Diabetes is a disorder of metabolism—the way the body uses digested food for growth and energy. Most of the food people eat is broken down into glucose, the form of sugar in the blood. Glucose is the main source of fuel for the body.
To discover the function of a gene researchers turn it off and observe the consequences. Often genes have multiple functions that differ depending on a tissue and age.
Disorders of the cells' energy supply can cause a number of serious diseases, but also seem to be connected to aging.
In 2020, a research team demonstrated that a significant genetic risk factor for severe COVID-19 infection was inherited from Neanderthals.

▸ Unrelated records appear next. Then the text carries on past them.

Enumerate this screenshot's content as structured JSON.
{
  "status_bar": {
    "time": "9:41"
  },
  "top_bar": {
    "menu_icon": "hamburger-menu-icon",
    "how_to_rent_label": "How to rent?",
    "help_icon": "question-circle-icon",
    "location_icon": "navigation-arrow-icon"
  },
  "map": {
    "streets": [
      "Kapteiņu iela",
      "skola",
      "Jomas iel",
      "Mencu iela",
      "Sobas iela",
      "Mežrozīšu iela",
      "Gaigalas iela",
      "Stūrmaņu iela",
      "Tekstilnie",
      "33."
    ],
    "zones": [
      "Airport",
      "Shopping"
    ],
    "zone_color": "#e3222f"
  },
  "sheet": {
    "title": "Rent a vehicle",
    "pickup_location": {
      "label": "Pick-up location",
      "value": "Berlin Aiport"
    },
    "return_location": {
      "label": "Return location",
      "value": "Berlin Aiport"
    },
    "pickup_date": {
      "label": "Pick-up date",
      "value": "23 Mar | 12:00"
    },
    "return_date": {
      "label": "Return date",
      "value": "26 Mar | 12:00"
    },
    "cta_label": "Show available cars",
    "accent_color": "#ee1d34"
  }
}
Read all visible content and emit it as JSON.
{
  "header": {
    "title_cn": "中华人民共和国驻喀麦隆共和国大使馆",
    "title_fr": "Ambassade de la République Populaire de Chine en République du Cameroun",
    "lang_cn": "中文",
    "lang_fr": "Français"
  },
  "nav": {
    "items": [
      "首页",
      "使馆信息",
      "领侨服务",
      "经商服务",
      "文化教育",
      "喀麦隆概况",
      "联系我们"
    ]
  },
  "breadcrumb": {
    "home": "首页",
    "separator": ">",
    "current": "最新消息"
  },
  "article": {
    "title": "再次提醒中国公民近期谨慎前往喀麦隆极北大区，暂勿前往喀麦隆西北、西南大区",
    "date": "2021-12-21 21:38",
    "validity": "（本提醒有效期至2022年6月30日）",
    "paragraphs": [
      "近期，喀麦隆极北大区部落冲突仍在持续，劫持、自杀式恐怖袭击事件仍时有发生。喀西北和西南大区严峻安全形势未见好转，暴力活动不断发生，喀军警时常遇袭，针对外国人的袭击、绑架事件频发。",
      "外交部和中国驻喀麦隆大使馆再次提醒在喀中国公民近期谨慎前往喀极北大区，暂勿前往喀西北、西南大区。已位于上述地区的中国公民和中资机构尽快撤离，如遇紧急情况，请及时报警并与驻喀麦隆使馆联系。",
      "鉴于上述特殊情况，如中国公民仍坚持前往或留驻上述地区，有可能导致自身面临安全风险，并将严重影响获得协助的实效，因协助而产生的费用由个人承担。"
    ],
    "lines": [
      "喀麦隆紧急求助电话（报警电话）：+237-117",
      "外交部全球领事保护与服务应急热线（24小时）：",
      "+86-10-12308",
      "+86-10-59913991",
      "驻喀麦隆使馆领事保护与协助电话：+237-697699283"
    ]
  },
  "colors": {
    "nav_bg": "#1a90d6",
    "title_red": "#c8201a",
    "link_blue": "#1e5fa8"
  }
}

According to a new study, a technology that is extensively used by commercial genetic testing firms is “extremely unreliable” in identifying very rare variants.
A study has revealed how chemicals surrounding tumors, the tumor microenvironment, undermine the immune system and allow cancer to resist attack.
A paper published today in Nature shows how chemicals in the areas surrounding tumors--known as the tumor microenvironment--subvert the immune system and enable cancer to evade attack. These findings suggest that an existing drug could boost cancer immunotherapy.
A better understanding of cellular interactions is crucial to interpret several biological diseases and systems.
Researchers at Linköping University, Sweden, have developed biosensors that make it possible to monitor sugar levels in real time deep in the plant tissues - something that has previously been impossible.
A commercially available genomic test may help oncologists better determine which patients with recurrent prostate cancer may benefit from hormone therapy, according to new research from the Johns Hopkins Kimmel Cancer Center and 15 other medical centers.
How often a person takes daytime naps, if at all, is partly regulated by their genes, according to new research led by investigators at Massachusetts General Hospital (MGH) and published in Nature Communications.
For all their importance as a breakthrough treatment, the cancer immunotherapies known as checkpoint inhibitors still only benefit a small minority of patients, perhaps 15 percent across different types of cancer. Moreover, doctors cannot accurately predict which of their patients will respond.
Prompted by the need to improve conventional treatments for people infected with the human immunodeficiency virus (HIV-1), a team from the Institut national de la recherche scientifique (INRS) has identified a therapeutic approach to restore the effectiveness of immune cells.
Neanderthals' gut microbiota already included some beneficial micro-organisms that are also found in our own intestine.
Getting children to eat their vegetables can seem like an insurmountable task, but nutrition researchers at The University of Texas at Austin have found one way: school gardens and lessons on using what's grown in them.
A City of Hope-led research team found that the same gene that increases the risk for Alzheimer's disease, ApoE4, can increase the susceptibility to and severity of COVID-19.
Scientists from Weill Cornell Medicine and the Ithaca campus at Cornell University have designed a novel computational technique for analyzing environmental and genetic interactions and how they affect disease risk.
A new study headed by the Ohio State University Wexner Medical Center and the College of Medicine has found a new compound that could form the base for creating a new class of diabetes drugs.
A Brazilian study published in the journal Molecular Human Reproduction helps understand why obese mothers tend to have children with a propensity to develop the metabolic disease during their lifetime, as suggested by previous research.
Immediately after a traumatic brain injury and as long as one year later, there are increased levels of immune cells called ILCs in the brain promoting inflammation, which can worsen brain damage, scientists report.
A world-first discovery by researchers at Monash University and The University of Queensland could lead to faster and more effective treatments for chronic health complications, such as cardiovascular disease and cancer, with 'fluorescent' in vivo biosensors.